Tar is a dark brown or black sticky liquid of free carbon and hydrocarbons, which is extracted from different organic materials, through a process known as destructive distillation. The most common sources of tar include petroleum, wood, coal, and peat.
Also, we can define tar as a thick, dark flammable liquid extracted from coal or wood, and it consists of a mixture of resins, hydrocarbons, and alcohol, among other compounds. Typically, tar is used in road construction products, and for coating and preservation of wood.
Please note that tar is a mixture of different organic compounds, and that means the quality and amount of tar can change. Also, there are different types of tar, which are extracted from different sources. The most common resins are coal tar. This is made of nitrogen, phenol, and other aromatic hydrocarbons, like xylene, toluene, and naphthalene.
Uses of tar
Coal tar is mostly used to cover surfaces because it has high resistance to corrosive materials. Also, tar is used to manufacture soap, shampoo, and fuel. Also, tar can be used to waterproof and seal the hulls of boats and ships and seal roads. Also, it is used to seal tar paper and roofing shingles.
Wood tar, on the other hand, is used to seal traditional roofing shingles, wooden boats, and also as a painting to the outside walls of wooden houses. Besides, tar acts as a natural disinfectant. Wood or pine tar oil, in particular, is used to treat the surface of wooden shingle roofs, buckets, boats, and tubs.
Asphalt is a mixture of two materials—aggregates and binder. The aggregates used to make asphalt include gravel, sand, and crushed stone. The sealcoating contractors at ABC Paving, say that the aggregates comprise 95% of hot mix asphalt used in different paving projects. The remaining 5% is bitumen, which is a dark or back viscous material, used to hold or bind the aggregates together.
For a better understanding of the ingredients used to make asphalt, the elemental ingredients of asphalt are hydrogen, carbon, oxygen, sulfur, nitrogen, as well as some trace amounts of vanadium, nickel, and iron.
There are different types of asphalt, which include:
- Hot mix asphalt – during the production of hot mix asphalt, the materials are heated at extremely high temperatures. This is the most durable type of asphalt, and it’s used in areas with high traffic volumes, like airport runways and highways.
- Warm mix asphalt – this type of asphalt doesn’t need high temperatures during production because of the added zeolites, waxes, and emulsions.
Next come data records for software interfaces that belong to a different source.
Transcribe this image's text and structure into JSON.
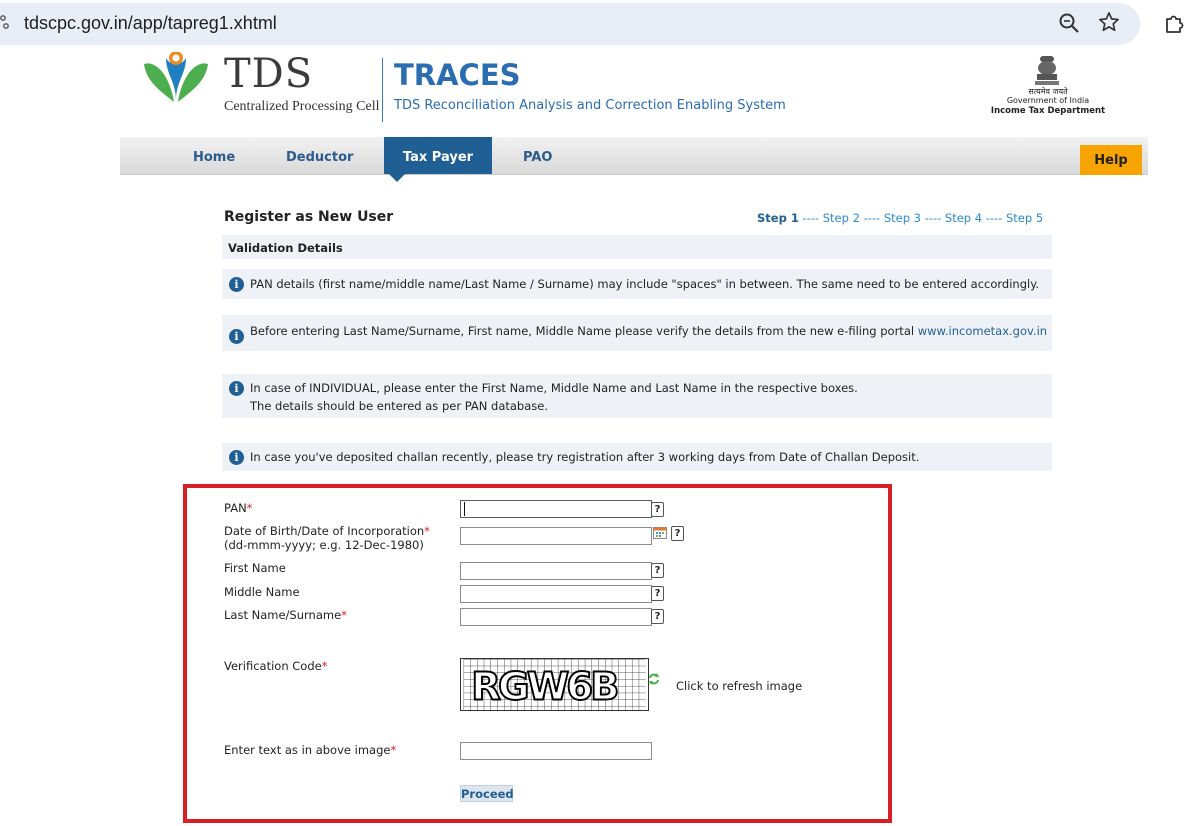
{
  "browser": {
    "url": "tdscpc.gov.in/app/tapreg1.xhtml"
  },
  "header": {
    "logo_text": "TDS",
    "logo_subtext": "Centralized Processing Cell",
    "title": "TRACES",
    "subtitle": "TDS Reconciliation Analysis and Correction Enabling System",
    "gov_hindi": "सत्यमेव जयते",
    "gov_line1": "Government of India",
    "gov_line2": "Income Tax Department"
  },
  "nav": {
    "items": [
      {
        "label": "Home"
      },
      {
        "label": "Deductor"
      },
      {
        "label": "Tax Payer"
      },
      {
        "label": "PAO"
      }
    ],
    "active": "Tax Payer",
    "help_label": "Help"
  },
  "colors": {
    "brand_blue": "#1f5f94",
    "help_orange": "#f7a400",
    "required_red": "#d81f26"
  },
  "page": {
    "title": "Register as New User",
    "steps": [
      "Step 1",
      "Step 2",
      "Step 3",
      "Step 4",
      "Step 5"
    ],
    "step_separator": "----",
    "current_step": "Step 1",
    "section_title": "Validation Details"
  },
  "notes": [
    {
      "text": "PAN details (first name/middle name/Last Name / Surname) may include \"spaces\" in between. The same need to be entered accordingly."
    },
    {
      "text": "Before entering Last Name/Surname, First name, Middle Name please verify the details from the new e-filing portal ",
      "link": "www.incometax.gov.in"
    },
    {
      "text": "In case of INDIVIDUAL, please enter the First Name, Middle Name and Last Name in the respective boxes.",
      "text2": "The details should be entered as per PAN database."
    },
    {
      "text": "In case you've deposited challan recently, please try registration after 3 working days from Date of Challan Deposit."
    }
  ],
  "form": {
    "pan_label": "PAN",
    "dob_label": "Date of Birth/Date of Incorporation",
    "dob_hint": "(dd-mmm-yyyy; e.g. 12-Dec-1980)",
    "first_name_label": "First Name",
    "middle_name_label": "Middle Name",
    "last_name_label": "Last Name/Surname",
    "verification_label": "Verification Code",
    "captcha_text": "RGW6B",
    "refresh_label": "Click to refresh image",
    "enter_text_label": "Enter text as in above image",
    "required_mark": "*",
    "help_mark": "?",
    "proceed_label": "Proceed"
  }
}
And, although warm mix asphalt is safer for both the environment and people, and requires less fossil fuel during production, it is not as durable as hot mix asphalt. Because of this, it’s used in areas with low traffic volume, and for patching potholes.
- Mastic asphalt – it contains less bitumen compared to hot asphalt mix, and it’s mostly used for footpaths, play courts, roofing, and roads.
Asphalt is used in nearly 85% of all road projects across the world. Also, it’s used to waterproof buildings, especially flat-roofed buildings. Asphalt is also used to waterproof and seal underground water tanks. Other contractors used asphalt when constructing dams, playgrounds, parks, parking lots, reservoirs, and driveways. Farmers also use asphalt at the bottom of fish ponds to prevent water loss.